Some time ago I returned back to Chess Tactics Server after years of absence. So far I've done a few thousand problems, and am getting back into the groove of things. At first it felt a little weird after the ICC problem set, but I guess it went surprisingly well considering the length of the break.
When I left CTS in 2008, I was at 1632 with a 80.0% total accuracy over 107832 problems. Now I'm at 1615 with a 80.4% total accuracy over 114406 problems. which leaves me with 857 wrong for the last 6574 problems, and a 87.0% accuracy over that time. Can't really remember what kind of session averages I used to do before, but 87% doesn't really sound all that great. I'd like to get that past the 90% mark at the very least.
What's interesting though, is that the thousands of blitz games I've played during the break, don't seem to have any significant effect on my CTS rating. Yet my 5-minute blitz (peak) rating has risen from 1431 to 1705 over the same period. You might think playing a lot of blitz would improve tactics as well, but that doesn't seem to be the case. Just like the inverse wasn't true back when I began blitzing, when my 1550 CTS (or 1800 RHP) didn't affect my blitz almost at all. Instead I started from 1100-1200 and slowly fought my way up just like everyone else.
All of which is in line with my earlier hypothesis, that contrary to a popular belief, blitz is not so much about tactics. Or at least tactics don't dominate blitz strength in the way it's usually portrayed to do. Instead, blitz seems to be mostly about experience and familiarity with your openings and typical positions.
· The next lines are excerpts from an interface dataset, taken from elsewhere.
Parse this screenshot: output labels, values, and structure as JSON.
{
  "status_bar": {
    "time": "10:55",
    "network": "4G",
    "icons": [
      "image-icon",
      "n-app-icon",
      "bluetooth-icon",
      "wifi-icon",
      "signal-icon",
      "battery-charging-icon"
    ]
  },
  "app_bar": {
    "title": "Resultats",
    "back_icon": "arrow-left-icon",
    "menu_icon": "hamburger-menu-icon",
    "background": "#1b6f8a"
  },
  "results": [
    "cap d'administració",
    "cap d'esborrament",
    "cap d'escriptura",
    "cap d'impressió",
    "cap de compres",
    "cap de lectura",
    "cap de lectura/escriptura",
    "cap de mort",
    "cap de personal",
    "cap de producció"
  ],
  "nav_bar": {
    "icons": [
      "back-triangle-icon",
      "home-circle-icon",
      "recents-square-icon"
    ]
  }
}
Why study tactics at all then? Well, even though it doesn't seem to do work that well for blitz, it did have a huge positive effect on my slow chess. And I firmly believe that anything you understand about slow chess, you can eventually internalize and transfer to blitz, through experience. Repetition.
CTS: 1615, 114406 problems, 80.4%